#### INPUT DATA
- Opening Delimiter -

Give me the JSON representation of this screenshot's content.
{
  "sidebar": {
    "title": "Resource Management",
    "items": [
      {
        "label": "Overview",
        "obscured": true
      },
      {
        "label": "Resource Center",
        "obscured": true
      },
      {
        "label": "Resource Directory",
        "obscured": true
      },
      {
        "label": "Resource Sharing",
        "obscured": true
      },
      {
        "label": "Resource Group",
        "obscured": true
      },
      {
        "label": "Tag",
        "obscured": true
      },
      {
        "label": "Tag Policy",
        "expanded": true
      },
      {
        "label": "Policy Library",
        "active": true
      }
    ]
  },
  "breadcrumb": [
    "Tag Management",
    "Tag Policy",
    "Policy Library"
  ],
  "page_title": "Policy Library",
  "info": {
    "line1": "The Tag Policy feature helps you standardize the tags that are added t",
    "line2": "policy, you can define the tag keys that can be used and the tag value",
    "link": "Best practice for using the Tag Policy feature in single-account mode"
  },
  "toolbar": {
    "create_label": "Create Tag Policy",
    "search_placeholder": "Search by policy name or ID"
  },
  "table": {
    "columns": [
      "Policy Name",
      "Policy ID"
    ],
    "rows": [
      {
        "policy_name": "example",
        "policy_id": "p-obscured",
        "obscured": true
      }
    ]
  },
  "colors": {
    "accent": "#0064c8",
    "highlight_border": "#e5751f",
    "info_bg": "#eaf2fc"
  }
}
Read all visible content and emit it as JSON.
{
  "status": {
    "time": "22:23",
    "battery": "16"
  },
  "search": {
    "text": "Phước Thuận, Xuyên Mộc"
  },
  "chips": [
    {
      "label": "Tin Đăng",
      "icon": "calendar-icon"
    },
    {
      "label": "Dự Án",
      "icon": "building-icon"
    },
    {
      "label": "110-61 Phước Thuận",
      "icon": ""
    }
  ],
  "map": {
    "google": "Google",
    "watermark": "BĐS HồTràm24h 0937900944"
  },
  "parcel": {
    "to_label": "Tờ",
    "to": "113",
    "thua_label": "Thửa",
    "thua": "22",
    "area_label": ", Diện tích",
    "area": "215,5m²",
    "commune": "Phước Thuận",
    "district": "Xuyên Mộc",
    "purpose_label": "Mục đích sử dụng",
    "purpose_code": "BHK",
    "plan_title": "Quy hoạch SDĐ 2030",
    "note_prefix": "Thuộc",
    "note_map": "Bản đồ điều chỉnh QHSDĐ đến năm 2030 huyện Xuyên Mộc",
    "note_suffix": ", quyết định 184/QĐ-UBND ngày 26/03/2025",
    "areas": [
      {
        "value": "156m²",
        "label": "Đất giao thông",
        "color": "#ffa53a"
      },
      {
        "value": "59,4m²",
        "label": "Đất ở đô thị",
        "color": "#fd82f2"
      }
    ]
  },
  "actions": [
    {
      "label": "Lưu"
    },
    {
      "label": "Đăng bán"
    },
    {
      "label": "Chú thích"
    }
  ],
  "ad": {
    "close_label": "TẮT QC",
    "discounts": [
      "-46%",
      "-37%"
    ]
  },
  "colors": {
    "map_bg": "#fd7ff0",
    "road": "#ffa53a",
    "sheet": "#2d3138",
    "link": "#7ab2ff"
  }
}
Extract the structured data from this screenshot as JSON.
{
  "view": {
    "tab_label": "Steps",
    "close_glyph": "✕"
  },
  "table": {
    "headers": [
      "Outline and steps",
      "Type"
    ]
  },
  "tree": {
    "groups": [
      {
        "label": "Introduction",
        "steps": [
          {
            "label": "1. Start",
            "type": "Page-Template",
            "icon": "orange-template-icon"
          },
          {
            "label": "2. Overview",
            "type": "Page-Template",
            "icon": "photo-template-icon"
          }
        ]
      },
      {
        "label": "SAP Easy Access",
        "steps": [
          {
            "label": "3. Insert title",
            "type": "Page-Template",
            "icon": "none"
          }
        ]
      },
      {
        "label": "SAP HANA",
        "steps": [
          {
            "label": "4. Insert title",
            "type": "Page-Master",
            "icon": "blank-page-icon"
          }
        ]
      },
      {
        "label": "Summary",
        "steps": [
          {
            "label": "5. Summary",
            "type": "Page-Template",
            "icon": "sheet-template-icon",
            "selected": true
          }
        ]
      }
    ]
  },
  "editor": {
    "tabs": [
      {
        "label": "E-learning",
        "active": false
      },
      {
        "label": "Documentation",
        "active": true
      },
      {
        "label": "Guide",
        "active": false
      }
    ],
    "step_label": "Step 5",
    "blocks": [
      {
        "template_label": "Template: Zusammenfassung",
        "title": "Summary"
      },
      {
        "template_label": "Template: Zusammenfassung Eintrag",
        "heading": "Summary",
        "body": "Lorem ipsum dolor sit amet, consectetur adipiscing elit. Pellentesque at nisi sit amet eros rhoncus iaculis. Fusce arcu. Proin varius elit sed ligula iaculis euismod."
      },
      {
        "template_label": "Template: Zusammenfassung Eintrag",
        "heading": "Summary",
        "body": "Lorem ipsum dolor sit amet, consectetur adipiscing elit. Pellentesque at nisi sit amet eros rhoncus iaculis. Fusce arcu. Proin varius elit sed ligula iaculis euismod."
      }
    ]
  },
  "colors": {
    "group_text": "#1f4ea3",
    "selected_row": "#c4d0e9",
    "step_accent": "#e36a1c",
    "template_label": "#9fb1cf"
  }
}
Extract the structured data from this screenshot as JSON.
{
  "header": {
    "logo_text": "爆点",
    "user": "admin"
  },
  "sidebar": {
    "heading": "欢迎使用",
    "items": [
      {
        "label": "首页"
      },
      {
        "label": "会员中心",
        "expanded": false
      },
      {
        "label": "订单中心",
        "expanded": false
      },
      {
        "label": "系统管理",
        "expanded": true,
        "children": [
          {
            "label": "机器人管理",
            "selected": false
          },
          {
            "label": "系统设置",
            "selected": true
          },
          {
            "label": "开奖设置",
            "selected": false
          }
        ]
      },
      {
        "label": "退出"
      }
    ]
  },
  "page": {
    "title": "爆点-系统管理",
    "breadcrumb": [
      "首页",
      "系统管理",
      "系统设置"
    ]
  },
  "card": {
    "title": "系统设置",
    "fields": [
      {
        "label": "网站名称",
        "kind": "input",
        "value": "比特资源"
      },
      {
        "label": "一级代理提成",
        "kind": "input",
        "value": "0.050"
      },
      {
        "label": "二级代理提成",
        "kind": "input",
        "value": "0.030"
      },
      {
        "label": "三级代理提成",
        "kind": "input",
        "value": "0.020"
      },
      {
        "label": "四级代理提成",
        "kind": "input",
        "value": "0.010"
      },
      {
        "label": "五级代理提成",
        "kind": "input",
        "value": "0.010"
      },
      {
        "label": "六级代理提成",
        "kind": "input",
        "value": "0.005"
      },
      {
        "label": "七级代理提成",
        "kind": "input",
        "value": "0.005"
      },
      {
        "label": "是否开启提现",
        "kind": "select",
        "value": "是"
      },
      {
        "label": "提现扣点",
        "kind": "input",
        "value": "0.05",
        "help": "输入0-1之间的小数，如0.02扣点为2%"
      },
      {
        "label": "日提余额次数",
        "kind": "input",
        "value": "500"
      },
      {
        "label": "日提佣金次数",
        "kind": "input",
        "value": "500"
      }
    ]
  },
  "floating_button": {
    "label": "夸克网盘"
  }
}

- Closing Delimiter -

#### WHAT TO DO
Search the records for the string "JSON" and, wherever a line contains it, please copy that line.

#### RESPONSE BOX
Give me the JSON representation of this screenshot's content.
Read all visible content and emit it as JSON.
Extract the structured data from this screenshot as JSON.
Extract the structured data from this screenshot as JSON.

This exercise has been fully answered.